Janette Morgan (above, left) was named Practice Nurse of the Year at the General Practice Awards 2022. Here, she tells Wiliam Hunter about longer appointments, green initiatives and including patients in decisions about their own health
Q: What was behind your decision to move from district nursing into general practice?
A: I wanted a change after 13 years in district nursing, and it was one of the best things I’ve ever done.
I love patient contact, and that was the key for me. Even though one-to-one time with a patient can be more limited in general practice, I’m lucky as I’ve got the support of the doctor to offer longer appointment times, especially when it comes to chronic disease.
With community nursing, it is about caring for those who already have a disease – in general practice it’s more about prevention. My community nursing skills, such as understanding disease and the disease process, have helped immensely with the transition. I’m now working to complete my independent nurse prescriber course.
Q: A highlight of your General Practice Awards entry was a green inhaler initiative. What was the inspiration behind that project?

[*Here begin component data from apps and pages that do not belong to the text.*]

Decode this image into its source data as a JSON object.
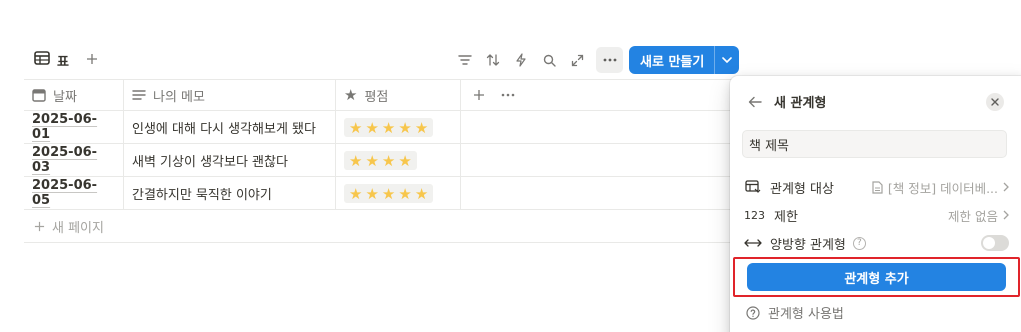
{
  "view": {
    "tab_label": "표"
  },
  "toolbar": {
    "new_label": "새로 만들기"
  },
  "table": {
    "columns": [
      "날짜",
      "나의 메모",
      "평점"
    ],
    "rows": [
      {
        "date": "2025-06-01",
        "memo": "인생에 대해 다시 생각해보게 됐다",
        "rating": 5
      },
      {
        "date": "2025-06-03",
        "memo": "새벽 기상이 생각보다 괜찮다",
        "rating": 4
      },
      {
        "date": "2025-06-05",
        "memo": "간결하지만 묵직한 이야기",
        "rating": 5
      }
    ],
    "new_page_label": "새 페이지"
  },
  "panel": {
    "title": "새 관계형",
    "name_value": "책 제목",
    "relation_target_label": "관계형 대상",
    "relation_target_value": "[책 정보] 데이터베...",
    "limit_icon_text": "123",
    "limit_label": "제한",
    "limit_value": "제한 없음",
    "bidirectional_label": "양방향 관계형",
    "add_button_label": "관계형 추가",
    "help_label": "관계형 사용법"
  },
  "colors": {
    "accent": "#2383e2",
    "star": "#f7c64c",
    "highlight": "#e0242a"
  }
}
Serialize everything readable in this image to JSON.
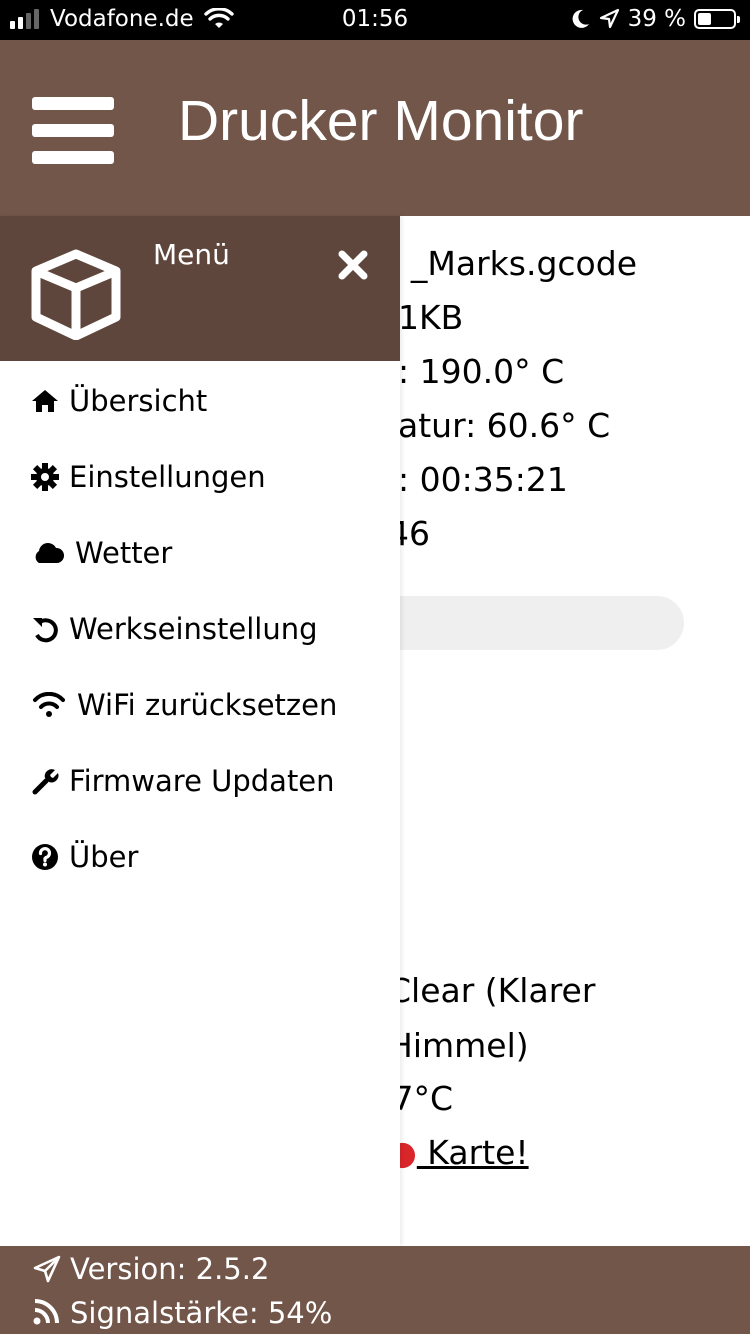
{
  "status_bar": {
    "carrier": "Vodafone.de",
    "time": "01:56",
    "battery_percent": "39 %",
    "battery_level": 0.39,
    "icons": [
      "signal-icon",
      "wifi-icon",
      "moon-icon",
      "location-arrow-icon",
      "battery-icon"
    ]
  },
  "header": {
    "title": "Drucker Monitor",
    "menu_icon": "hamburger-icon",
    "color": "#725649"
  },
  "drawer": {
    "title": "Menü",
    "logo_icon": "cube-icon",
    "close_icon": "close-icon",
    "header_color": "#5f463c",
    "items": [
      {
        "label": "Übersicht",
        "icon": "home-icon"
      },
      {
        "label": "Einstellungen",
        "icon": "gear-icon"
      },
      {
        "label": "Wetter",
        "icon": "cloud-icon"
      },
      {
        "label": "Werkseinstellung",
        "icon": "undo-icon"
      },
      {
        "label": "WiFi zurücksetzen",
        "icon": "wifi-icon"
      },
      {
        "label": "Firmware Updaten",
        "icon": "wrench-icon"
      },
      {
        "label": "Über",
        "icon": "question-circle-icon"
      }
    ]
  },
  "background_content": {
    "file_line": "_Marks.gcode",
    "size_line": "1KB",
    "tool_temp_line": ": 190.0° C",
    "bed_temp_line": "atur: 60.6° C",
    "time_line": ": 00:35:21",
    "number_line": "46",
    "weather_line_1": "Clear (Klarer",
    "weather_line_2": "Himmel)",
    "temp_line": ".7°C",
    "map_link": " Karte!",
    "map_link_icon": "map-pin-icon"
  },
  "footer": {
    "version": "Version: 2.5.2",
    "signal": "Signalstärke: 54%",
    "version_icon": "paper-plane-icon",
    "signal_icon": "rss-icon",
    "color": "#725649"
  }
}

A: The project aimed to reduce patients’ dependence on Ventolin, which is the main contributor to the carbon footprint of inhalers. It is also overused and less effective than other choices. After an audit of patients, we managed to reduce acute and repeat prescriptions of Ventolin by 60%.
In practice, I want to make a difference, not only to the patient’s health but to the wider planet. I’m vegan, and protecting the planet is important for me. When I saw this opportunity, I wanted to get involved. Our practice has almost 3,000 patients. I thought this project was a great start, and we could really make a difference.
Q: What was the response from the community like?
A: I’ve got quite good relationships with my patients, so I think that helped. I had to bring patients in to find out if they really were using Ventolin on a monthly basis or just automatically ordering it on repeat.
We needed to make sure they understood what was happening and took it all on board. After that I never had any problems and the uptake was fantastic.
It’s about health literacy; ensuring patients have the information to make decisions about their health is vitally important.
Q: How do you keep up a good relationship with patients?
A: At the end of the day it’s not about me, it’s about the patient. And while I’ve got guidelines to follow, it’s about giving individualised care and the patient has to be at the forefront of that.
A lot of people tend to follow the guidelines as a framework. But the guidelines don’t take into account the differences between patients.
To include patients in decision making is key. Look at how their lives work and their social circumstances. There’s no point giving a medicine three times a day, say, if that patient can’t take it at lunchtime because of work.
I’m also interested in promoting healthy living. For example, tackling obesity in the community is about looking at a patient’s lifestyle and suggesting changes that suit them. Cost-of-living issues mean it’s important to find changes that won’t hurt their budget.
Simple things like avoiding processed food or recommending frozen vegetables and bulk cooking can really help. But again, it’s not a case of me saying ‘you’ve got to do this’; it’s a joint decision with the patient.
By working this way our practice has already seen a 2% reduction in obesity rates over a pretty short time.
Q: How do you cope with a growing workload and time pressure?
A: Time is a big factor. As I said, I’m fortunate that the practice allows longer appointments because you can’t address everything in 10 minutes.
If you are pressed for time, healthy lifestyle advice or respiratory technique can be a good thing to focus on, but the key is asking the patient what they want. It’s listening and finding out what’s really concerning them.
That approach can lead to a bit of trouble with timings, but I feel I’ve got to address everything. If something happened to that patient I wouldn’t be happy with myself.
Q: And finally, what was it like to be named Practice Nurse of the Year?
A: I feel totally honoured. I have never been nominated for any awards, and this has been an amazing experience – one that I will never forget and certainly the highlight of my career.
The General Practice Awards are run by Nursing in Practice’s publisher Cogora. Look out for the opportunity to nominate or enter for the 2023 awards.